My daughter Faith presents me with many opportunities to write about her, like going to the local library, which became a Saturday ritual for us. We’d eagerly race to the nearest round table in the children’s section. The table reached my kneecaps as I sat hunched over in the small chair looking at the books she’d selected. One particular Saturday, Faith picked out a book about boats.
“Look, Mommy, this is a bi-i-i-i-g boat!” Her eyes widened to match the exaggeration.
“Yes, it is big,” I stated. “It’s called a ship. Mommy and Daddy took a trip on a similar ship when we went to the Bahamas.”
“Where was I when you went?”
Oh, boy. I walked into that one, I thought to myself.
“Well . . . you weren’t born yet,” I told her.
“Oh, this was before you and daddy got me.”
“Yes,” I responded, surprised.
My heart sank because for the longest, my husband and I weren’t sure if Faith understood she’d been adopted. We agreed that we wouldn’t keep the adoption from her. However, while we wanted Faith to know where she came from, we didn’t want her to feel inundated or saddened by the information.
I watched her as she nonchalantly turned the pages to her book, making attempts to read every word. Now five years old, and already a bundle of head-strong opinions; she warmed my heart to the point it ached. I found myself often staring at her while she slept, still overwhelmed with joy that she is with me as it had been a long two-year journey of needles and failed fertility attempts.
Faith approached me a few days later after talking with a friend.
“Mommy, did it hurt your stomach when you had me?”
I had my answer. Adoption had merely been a word and nothing more.
“You know you didn’t come from my stomach, right?”
“Well, whose stomach did I come from, Grandma’s?”

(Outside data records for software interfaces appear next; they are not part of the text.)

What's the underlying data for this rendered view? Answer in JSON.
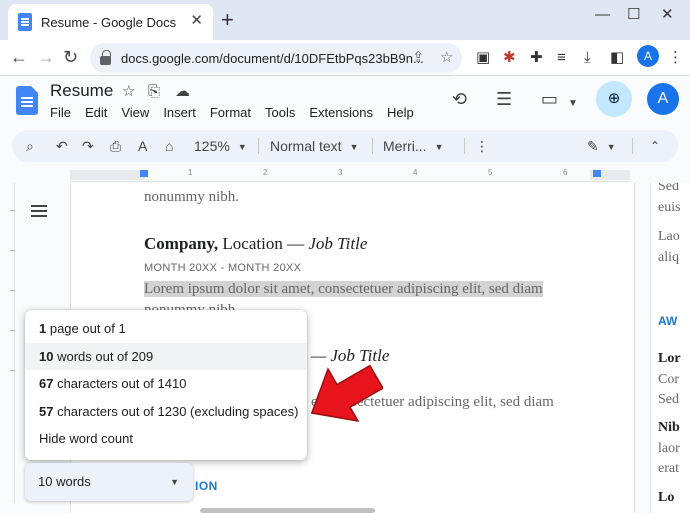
{
  "browser": {
    "tab_title": "Resume - Google Docs",
    "tab_close": "✕",
    "new_tab": "+",
    "url": "docs.google.com/document/d/10DFEtbPqs23bB9n...",
    "avatar_letter": "A"
  },
  "docs": {
    "title": "Resume",
    "menu": [
      "File",
      "Edit",
      "View",
      "Insert",
      "Format",
      "Tools",
      "Extensions",
      "Help"
    ],
    "avatar_letter": "A"
  },
  "toolbar": {
    "zoom": "125%",
    "style": "Normal text",
    "font": "Merri..."
  },
  "ruler_labels": [
    "1",
    "2",
    "3",
    "4",
    "5",
    "6"
  ],
  "document": {
    "line1": "nonummy nibh.",
    "company": "Company,",
    "location": " Location — ",
    "job_title": "Job Title",
    "dates": "MONTH 20XX - MONTH 20XX",
    "lorem1": "Lorem ipsum dolor sit amet, consectetuer adipiscing elit, sed diam",
    "lorem1b": "nonummy nibh.",
    "heading2_rest": "— Job Title",
    "lorem2_rest": "et, consectetuer adipiscing elit, sed diam",
    "section_partial": "ION"
  },
  "page2": {
    "lines": [
      "Sed",
      "euis",
      "Lao",
      "aliq",
      "AW",
      "Lor",
      "Cor",
      "Sed",
      "Nib",
      "laor",
      "erat",
      "Lo"
    ]
  },
  "word_count_menu": {
    "items": [
      {
        "count": "1",
        "text": " page out of 1"
      },
      {
        "count": "10",
        "text": " words out of 209"
      },
      {
        "count": "67",
        "text": " characters out of 1410"
      },
      {
        "count": "57",
        "text": " characters out of 1230 (excluding spaces)"
      }
    ],
    "hide_label": "Hide word count",
    "pill_label": "10 words"
  },
  "colors": {
    "arrow": "#e8141b",
    "accent": "#1a73e8",
    "section_heading": "#2079c7"
  }
}
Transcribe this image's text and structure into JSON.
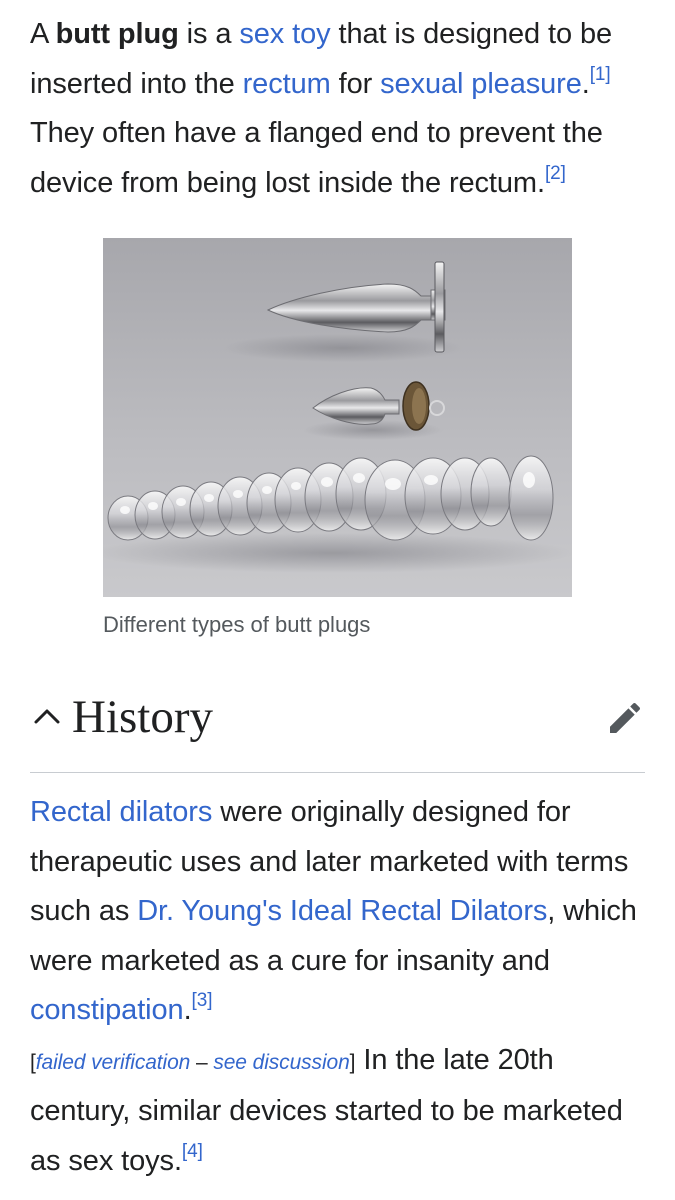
{
  "intro": {
    "t1": "A ",
    "bold": "butt plug",
    "t2": " is a ",
    "link_sex_toy": "sex toy",
    "t3": " that is designed to be inserted into the ",
    "link_rectum": "rectum",
    "t4": " for ",
    "link_sexual_pleasure": "sexual pleasure",
    "t5": ".",
    "ref1": "[1]",
    "t6": " They often have a flanged end to prevent the device from being lost inside the rectum.",
    "ref2": "[2]"
  },
  "figure": {
    "caption": "Different types of butt plugs"
  },
  "section": {
    "title": "History"
  },
  "history": {
    "link_rectal_dilators": "Rectal dilators",
    "t1": " were originally designed for therapeutic uses and later marketed with terms such as ",
    "link_dr_young": "Dr. Young's Ideal Rectal Dilators",
    "t2": ", which were marketed as a cure for insanity and ",
    "link_constipation": "constipation",
    "t3": ".",
    "ref3": "[3]",
    "failed_open": "[",
    "failed_text": "failed verification",
    "failed_dash": " – ",
    "see_discussion": "see discussion",
    "failed_close": "]",
    "t4": " In the late 20th century, similar devices started to be marketed as sex toys.",
    "ref4": "[4]"
  },
  "colors": {
    "link": "#3366cc",
    "text": "#202122",
    "caption": "#54595d",
    "divider": "#c8ccd1",
    "icon": "#54595d"
  },
  "icons": {
    "collapse": "chevron-up-icon",
    "edit": "pencil-icon"
  }
}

Her forehead creased with confusion, which stopped me short from laughing out loud. I didn’t know a delicate way to put it. When she named another grandparent, her mix-up had become too painful to witness.
“I’m your mommy, Faith, even though you came from someone else’s stomach.”
I wanted to cry, looking into her little innocent face. If only she knew I lived vicariously through her. Every time she leaped into bed with my husband and me, smiling with contentment over her face, I could only imagine her joy. Our family nights consist of games and tea parties and listening to made up stories involving characters who were friends with a fairy princess named Faith. Dance sessions with mommy were typical experiences she relished in, and I cherished endlessly, vowing privately to keep them in my mental Rolodex. If only she knew that every time she gave me a bright smile or reaffirmed that she’s “my best girl,” it gave me peace even when I’d had a day filled with stress.
A few weeks later, Faith took to cutting out pictures from magazines. A particular one-dimensional celebrity cut-out prompted me to say, “Faith she’s adopted just like you.”
She looked up at me with delight. I took the opportunity to ask her again.
“Faith do you know what being adopted means?”
“Ummm, I’m not sure,” she said, bouncing the paper cut-out on my head.
“Adoption is when someone picks you to live with them and become a part of their family. That’s just how special you are.”
I felt a bit anxious because I didn’t know if she would cry or feel down.
She smiled broadly, pleased with the explanation. Then with much thought she said, “I’m glad you and daddy adopted me. Of course you picked me, I’m beautiful.”
*Faith is an unwavering belief that does not require proof or evidence.